PM has to take costly charter flight after royals use RAF plane
Theresa May was forced to take a costly charter flight on her Middle East tour after the Prince of Wales took the official Government plane for a trip around Europe.
The Prime Minister has landed back in London after three days of discussions about trade and security issues.
But taxpayers will be left with a bigger bill after the RAF Voyager A330 was secured by Charles.
A Clarence House spokesman stressed that the nine-day official royal visit was booked in advance of Mrs May's trip to the Middle East.
The Prince's entourage includes his personal doctor, an artist to capture scenic vistas, and a hairdresser for the Duchess of Cornwall.
Charles and Camilla were also joined on the RAF jet by senior members of their household, embassy officials from the countries visited, Government ministers, British Press and RAF ground crew.
But many seats on the Voyager have been left empty during the tour, which included stops in Romania and Italy.
Mrs May has spent three days visiting Jordan and Saudi Arabia on the Boeing 757.
It is understood the Queen takes precedence in the use of the plane followed by Charles, the Prime Minister and then Government ministers.
A Downing Street spokesman said: "Two visits at the same time means one aircraft will always have to be chartered.
"It makes no difference to the public purse whether Voyager is used by a member of the Royal Family or the Prime Minister."
On the last day of their European tour yesterday, Charles and Camilla met Holocaust survivors in Austria.
The Prince spoke movingly about the role his grandmother played in saving the lives of a Jewish family.
Touring Vienna's Jewish Museum, the royal couple sat down with a group of very elderly men and women who shared their harrowing stories with them.

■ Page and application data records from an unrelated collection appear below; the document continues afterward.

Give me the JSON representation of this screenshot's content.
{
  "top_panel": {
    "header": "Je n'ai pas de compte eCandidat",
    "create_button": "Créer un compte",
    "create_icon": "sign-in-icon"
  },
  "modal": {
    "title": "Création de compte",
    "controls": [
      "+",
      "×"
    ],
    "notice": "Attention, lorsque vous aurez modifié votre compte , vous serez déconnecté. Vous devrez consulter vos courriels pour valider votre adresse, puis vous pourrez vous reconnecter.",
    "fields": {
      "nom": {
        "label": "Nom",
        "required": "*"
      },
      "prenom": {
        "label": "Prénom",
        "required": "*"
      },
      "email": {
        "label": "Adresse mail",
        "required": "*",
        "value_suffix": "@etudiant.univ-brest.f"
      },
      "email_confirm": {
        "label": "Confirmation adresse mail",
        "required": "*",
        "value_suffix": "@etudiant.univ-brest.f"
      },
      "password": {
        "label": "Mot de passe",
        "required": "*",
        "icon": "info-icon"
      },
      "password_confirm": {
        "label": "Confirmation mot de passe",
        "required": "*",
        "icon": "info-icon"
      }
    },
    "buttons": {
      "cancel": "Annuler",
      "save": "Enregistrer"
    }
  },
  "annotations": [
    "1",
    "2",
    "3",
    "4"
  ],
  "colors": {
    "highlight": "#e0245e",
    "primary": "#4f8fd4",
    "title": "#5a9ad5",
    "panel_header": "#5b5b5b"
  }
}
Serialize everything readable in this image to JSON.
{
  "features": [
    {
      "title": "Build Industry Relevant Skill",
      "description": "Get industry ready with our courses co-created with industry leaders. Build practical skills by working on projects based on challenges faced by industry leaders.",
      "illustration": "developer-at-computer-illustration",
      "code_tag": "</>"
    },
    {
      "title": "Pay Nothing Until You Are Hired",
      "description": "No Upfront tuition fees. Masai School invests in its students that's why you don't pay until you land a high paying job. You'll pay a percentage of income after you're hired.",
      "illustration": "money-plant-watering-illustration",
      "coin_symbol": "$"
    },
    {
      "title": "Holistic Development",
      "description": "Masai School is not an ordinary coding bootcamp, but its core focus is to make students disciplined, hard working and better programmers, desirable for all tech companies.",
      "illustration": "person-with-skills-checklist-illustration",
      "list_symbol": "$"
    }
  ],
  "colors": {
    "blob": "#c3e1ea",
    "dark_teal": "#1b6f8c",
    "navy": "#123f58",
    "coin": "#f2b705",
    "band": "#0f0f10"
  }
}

During the Second World War, Princess Alice, the Duke of Edinburgh's mother and Charles' grandmother, sheltered a number of Jewish people when Greece was occupied.